More than 10 million people volunteer in only seven organizations: Special Olympics, Salvation Army, YMCA, Habitat for Humanity, United Way, American Red Cross, Big Brothers/Big Sisters. And yet there are hundreds of volunteer organizations. The reason those few organizations have the lion’s share of volunteers is because they offer a compelling vision. They move the hearts of people to serve.
The church has the greatest message ever told and the greatest mission to humanity. The church needs to do a better job communicating the vision so volunteers can understand their impact when God uses them to change a life for the kingdom. If the church is able to cast a compelling vision of the incredible opportunity God gives his followers to make an eternal difference in the life of another person, then more people will volunteer to serve.
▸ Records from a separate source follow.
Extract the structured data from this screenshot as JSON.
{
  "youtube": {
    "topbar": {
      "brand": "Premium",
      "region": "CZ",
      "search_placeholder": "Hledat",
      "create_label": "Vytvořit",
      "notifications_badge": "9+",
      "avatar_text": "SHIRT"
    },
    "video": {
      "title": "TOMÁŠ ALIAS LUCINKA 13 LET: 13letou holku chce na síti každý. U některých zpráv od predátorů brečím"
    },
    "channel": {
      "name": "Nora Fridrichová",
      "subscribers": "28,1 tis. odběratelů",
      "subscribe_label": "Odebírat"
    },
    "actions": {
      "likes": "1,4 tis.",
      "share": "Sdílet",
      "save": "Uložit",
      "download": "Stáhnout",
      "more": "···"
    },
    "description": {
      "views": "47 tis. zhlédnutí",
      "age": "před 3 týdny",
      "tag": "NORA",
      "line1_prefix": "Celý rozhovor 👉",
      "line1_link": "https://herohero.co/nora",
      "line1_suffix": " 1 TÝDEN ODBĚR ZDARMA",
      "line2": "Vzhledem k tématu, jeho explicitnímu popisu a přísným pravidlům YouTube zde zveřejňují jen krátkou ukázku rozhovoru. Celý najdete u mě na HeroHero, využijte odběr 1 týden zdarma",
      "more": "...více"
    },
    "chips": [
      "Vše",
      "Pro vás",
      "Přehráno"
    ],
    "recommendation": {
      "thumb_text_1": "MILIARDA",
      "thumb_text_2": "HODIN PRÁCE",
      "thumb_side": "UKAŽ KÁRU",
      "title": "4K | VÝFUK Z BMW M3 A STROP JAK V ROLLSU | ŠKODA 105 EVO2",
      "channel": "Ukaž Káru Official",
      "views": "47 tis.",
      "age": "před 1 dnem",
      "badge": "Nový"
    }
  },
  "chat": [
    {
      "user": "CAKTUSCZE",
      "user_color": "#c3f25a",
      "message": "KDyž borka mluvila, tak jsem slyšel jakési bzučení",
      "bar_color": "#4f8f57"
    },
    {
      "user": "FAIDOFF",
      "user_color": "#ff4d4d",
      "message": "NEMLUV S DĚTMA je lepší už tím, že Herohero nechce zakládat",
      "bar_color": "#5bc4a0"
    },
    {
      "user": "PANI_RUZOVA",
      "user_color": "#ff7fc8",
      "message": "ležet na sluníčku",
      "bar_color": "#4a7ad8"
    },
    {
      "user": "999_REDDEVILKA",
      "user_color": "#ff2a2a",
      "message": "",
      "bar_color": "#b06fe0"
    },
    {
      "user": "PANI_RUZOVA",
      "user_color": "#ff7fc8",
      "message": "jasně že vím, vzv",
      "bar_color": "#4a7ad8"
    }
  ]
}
God gave the church his own mission to go out and reach lost people with the gospel, baptizing them, teaching them, and sending them out as disciples. God gives us the opportunity to be part of his kingdom purpose.
What is great about this mandate is that God gives each of us special gifts to accomplish it. He describes his people with these unique gifts as part of the body. He hasn’t called all of us to be the head or the arm. Instead he illustrates how the parts working together as a body can accomplish incredible things, but every member must bring his own unique gifts to the enterprise.
Overcoming the barriers
The Unstuck Group conducted a survey on volunteerism in the church. They reported 46% of adults and students serve in their church at least once per month. At the high end of the report, churches reported 70% engagement, and the lowest reported was 20% engagement.
Whatever the percentages, every church could use more workers. A ministry leader is always in need of them, but sometimes good volunteers can be hard to find. We may sometimes blame the commitment level of our congregation. We ask ourselves, “Why don’t more people step up and serve?” But a better question is, “What’s preventing people in our church from engaging in service?”
Rather than bemoan the lack of volunteers, many churches could benefit from this simple exercise—identify the barriers to service, and do something about them. In addition to vision, here are a few additional barriers:
• Nobody’s tracking service. Without tracking participation, it’s hard to know if the church is making progress.
• The church has too many ministries. Sometimes the problem is not lack of workers, but too many slots. Cutting unneeded or outdated ministries will free up people to serve.
• The boarding process is unclear. In some churches, it’s just too hard to get into the system. Check the volunteering process for clear entry points and adequate training for specific ministries.
Remember, it’s not the lack of volunteers that keeps a church from being effective in ministry. It’s the barriers that keep would-be volunteers on the bench rather than in the work. When we present service as a spiritual growth opportunity, instead of a survival tactic for the church, we will see people step up. When we are engaging more volunteers, then we will know that people are growing in their walk with Christ.
Jeff Gonzalez is an experienced leader in business and ministry. He is a consultant with IBSA in the area of church health and growth.